DATASET
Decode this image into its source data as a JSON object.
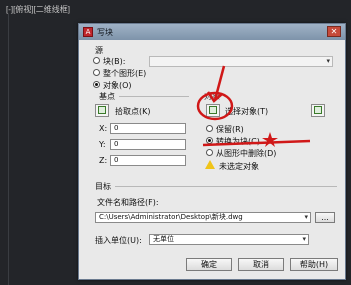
{
  "app": {
    "viewport_label": "[-][俯视][二维线框]"
  },
  "dialog": {
    "title": "写块",
    "close_symbol": "✕",
    "source": {
      "label": "源",
      "block_option": "块(B):",
      "whole_drawing_option": "整个图形(E)",
      "objects_option": "对象(O)",
      "selected": "objects"
    },
    "base_point": {
      "label": "基点",
      "pick_label": "拾取点(K)",
      "x_label": "X:",
      "y_label": "Y:",
      "z_label": "Z:",
      "x_value": "0",
      "y_value": "0",
      "z_value": "0"
    },
    "objects": {
      "label": "对象",
      "select_label": "选择对象(T)",
      "retain_option": "保留(R)",
      "convert_option": "转换为块(C)",
      "delete_option": "从图形中删除(D)",
      "selected": "convert",
      "status_text": "未选定对象"
    },
    "destination": {
      "label": "目标",
      "path_label": "文件名和路径(F):",
      "path_value": "C:\\Users\\Administrator\\Desktop\\新块.dwg",
      "browse_label": "...",
      "units_label": "插入单位(U):",
      "units_value": "无单位"
    },
    "buttons": {
      "ok": "确定",
      "cancel": "取消",
      "help": "帮助(H)"
    }
  },
  "colors": {
    "annotation_red": "#d01818",
    "dialog_bg": "#e9e9e9",
    "titlebar": "#8fa3b8",
    "warning": "#f0c419"
  }
}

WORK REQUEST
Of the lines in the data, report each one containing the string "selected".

EXERCISE RESULT
      "selected": "objects"
      "selected": "convert",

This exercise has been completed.